[Data to examine — start]

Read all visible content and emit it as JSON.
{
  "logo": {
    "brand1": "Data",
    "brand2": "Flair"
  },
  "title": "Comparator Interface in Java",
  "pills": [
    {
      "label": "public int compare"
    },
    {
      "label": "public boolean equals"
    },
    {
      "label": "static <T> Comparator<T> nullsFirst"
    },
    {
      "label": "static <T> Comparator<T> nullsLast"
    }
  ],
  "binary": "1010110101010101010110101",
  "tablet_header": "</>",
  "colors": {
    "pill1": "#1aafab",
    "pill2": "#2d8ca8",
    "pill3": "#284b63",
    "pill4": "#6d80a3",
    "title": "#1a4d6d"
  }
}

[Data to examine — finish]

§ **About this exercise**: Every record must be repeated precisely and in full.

§ **Output**:
Read all visible content and emit it as JSON.
{
  "logo": {
    "brand1": "Data",
    "brand2": "Flair"
  },
  "title": "Comparator Interface in Java",
  "pills": [
    {
      "label": "public int compare"
    },
    {
      "label": "public boolean equals"
    },
    {
      "label": "static <T> Comparator<T> nullsFirst"
    },
    {
      "label": "static <T> Comparator<T> nullsLast"
    }
  ],
  "binary": "1010110101010101010110101",
  "tablet_header": "</>",
  "colors": {
    "pill1": "#1aafab",
    "pill2": "#2d8ca8",
    "pill3": "#284b63",
    "pill4": "#6d80a3",
    "title": "#1a4d6d"
  }
}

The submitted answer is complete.